But opposition has been strong.

An online petitionhad garnered nearly 6,000 signatures by Tuesday. An open letter from Bay Area “people of faith” — to be published as a paid ad in March in the National Catholic Reporter — says Cordileone’s action “creates a repressive environment in which not only dissent, but any critical thought, robust exchange of ideas and genuine dialogue are discouraged and punishable by loss of livelihood.”

Kathleen Purcell, 62, said she refused to sign Oakland Bishop Michael C. Barber’s less specific clause in the contract at Bishop O’Dowd High School last year and was terminated. She signed the open letter.

“For these schools that have worked to establish themselves as places of inclusion, of welcome, of tolerance, of the theme of love and social justice, this is pulling the rug out from under them,” she said.

Also signing was the board of directors of Sophia in Trinity, a San Francisco congregation run by ordained female priests, though the church does not acknowledge them. They are indirectly referenced in Cordileone’s new handbook section, which warns educators to “refrain from participation in organizations that call themselves ‘Catholic’ but support or advocate issues or causes contrary” to church teaching.

Board member Judith Liteky was one of the Sisters of the Immaculate Heart of Mary when in 1967 Los Angeles Archbishop James Francis McIntyre barred the sisters from teaching because they had embraced liberal ideals. She said she lost her job and along with 400 others chose to be dispensed from vows to “stick with what we believed.”

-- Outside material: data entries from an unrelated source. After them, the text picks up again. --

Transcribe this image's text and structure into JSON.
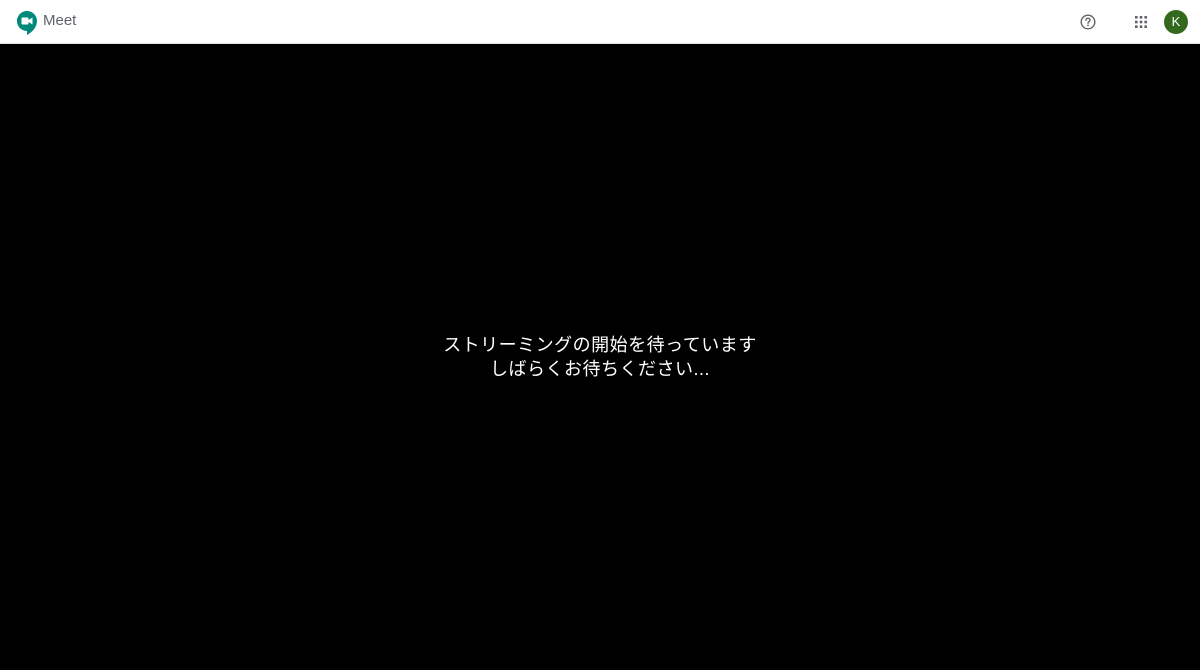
{
  "header": {
    "app_name": "Meet",
    "logo_icon": "google-meet-logo-icon",
    "help_icon": "help-circle-icon",
    "apps_icon": "apps-grid-icon",
    "avatar_initial": "K",
    "avatar_color": "#33691e"
  },
  "stage": {
    "status_line_1": "ストリーミングの開始を待っています",
    "status_line_2": "しばらくお待ちください..."
  },
  "colors": {
    "meet_green": "#00897b",
    "background": "#000000",
    "text": "#ffffff"
  }
}
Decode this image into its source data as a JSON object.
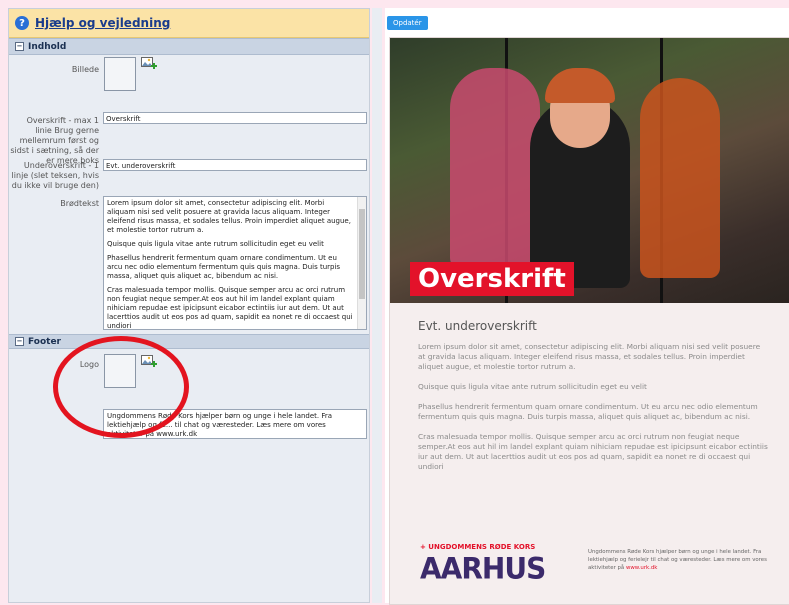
{
  "left": {
    "help_title": "Hjælp og vejledning",
    "sections": {
      "content": "Indhold",
      "footer": "Footer"
    },
    "labels": {
      "image": "Billede",
      "heading": "Overskrift - max 1 linie Brug gerne mellemrum først og sidst i sætning, så der er mere boks",
      "subheading": "Underoverskrift - 1 linje (slet teksen, hvis du ikke vil bruge den)",
      "body": "Brødtekst",
      "logo": "Logo"
    },
    "fields": {
      "heading": "Overskrift",
      "subheading": "Evt. underoverskrift",
      "body_paragraphs": [
        "Lorem ipsum dolor sit amet, consectetur adipiscing elit. Morbi aliquam nisi sed velit posuere at gravida lacus aliquam. Integer eleifend risus massa, et sodales tellus. Proin imperdiet aliquet augue, et molestie tortor rutrum a.",
        "Quisque quis ligula vitae ante rutrum sollicitudin eget eu velit",
        "Phasellus hendrerit fermentum quam ornare condimentum. Ut eu arcu nec odio elementum fermentum quis quis magna. Duis turpis massa, aliquet quis aliquet ac, bibendum ac nisi.",
        "Cras malesuada tempor mollis. Quisque semper arcu ac orci rutrum non feugiat neque semper.At eos aut hil im landel explant quiam nihiciam repudae est ipicipsunt eicabor ectintiis iur aut dem. Ut aut lacerttios audit ut eos pos ad quam, sapidit ea nonet re di occaest qui undiori"
      ],
      "footer_text": "Ungdommens Røde Kors hjælper børn og unge i hele landet. Fra lektiehjælp og fe... til chat og væresteder. Læs mere om vores aktiviteter på www.urk.dk"
    }
  },
  "preview": {
    "update_button": "Opdatér",
    "headline": "Overskrift",
    "subheading": "Evt. underoverskrift",
    "body_paragraphs": [
      "Lorem ipsum dolor sit amet, consectetur adipiscing elit. Morbi aliquam nisi sed velit posuere at gravida lacus aliquam. Integer eleifend risus massa, et sodales tellus. Proin imperdiet aliquet augue, et molestie tortor rutrum a.",
      "Quisque quis ligula vitae ante rutrum sollicitudin eget eu velit",
      "Phasellus hendrerit fermentum quam ornare condimentum. Ut eu arcu nec odio elementum fermentum quis quis magna. Duis turpis massa, aliquet quis aliquet ac, bibendum ac nisi.",
      "Cras malesuada tempor mollis. Quisque semper arcu ac orci rutrum non feugiat neque semper.At eos aut hil im landel explant quiam nihiciam repudae est ipicipsunt eicabor ectintiis iur aut dem. Ut aut lacerttios audit ut eos pos ad quam, sapidit ea nonet re di occaest qui undiori"
    ],
    "logo_line1": "+ UNGDOMMENS RØDE KORS",
    "logo_line2": "AARHUS",
    "footer_text": "Ungdommens Røde Kors hjælper børn og unge i hele landet. Fra lektiehjælp og ferielejr til chat og væresteder. Læs mere om vores aktiviteter på",
    "footer_link": "www.urk.dk"
  },
  "colors": {
    "brand_red": "#e3122a",
    "brand_purple": "#3b2a6b",
    "button_blue": "#2a95e8"
  }
}
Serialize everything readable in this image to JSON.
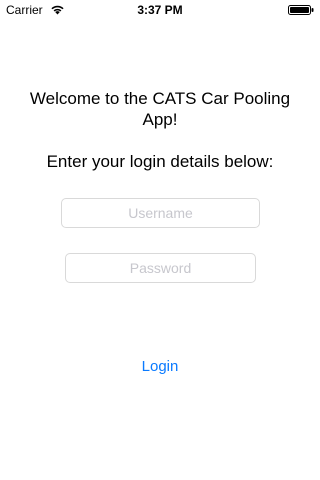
{
  "status_bar": {
    "carrier": "Carrier",
    "time": "3:37 PM",
    "icons": [
      "wifi-icon",
      "battery-icon"
    ]
  },
  "login": {
    "welcome_text": "Welcome to the CATS Car Pooling App!",
    "instructions": "Enter your login details below:",
    "username_placeholder": "Username",
    "password_placeholder": "Password",
    "login_label": "Login"
  },
  "colors": {
    "accent": "#0a7aff",
    "field_border": "#d9d9d9",
    "placeholder": "#c7c7cd",
    "background": "#ffffff"
  }
}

“This memory brings deep concern for the individual teachers at the San Francisco archdiocesan high schools,” Liteky said. “All I can say is I see so many shades of Cardinal McIntyre.”

Twitter: @leeromney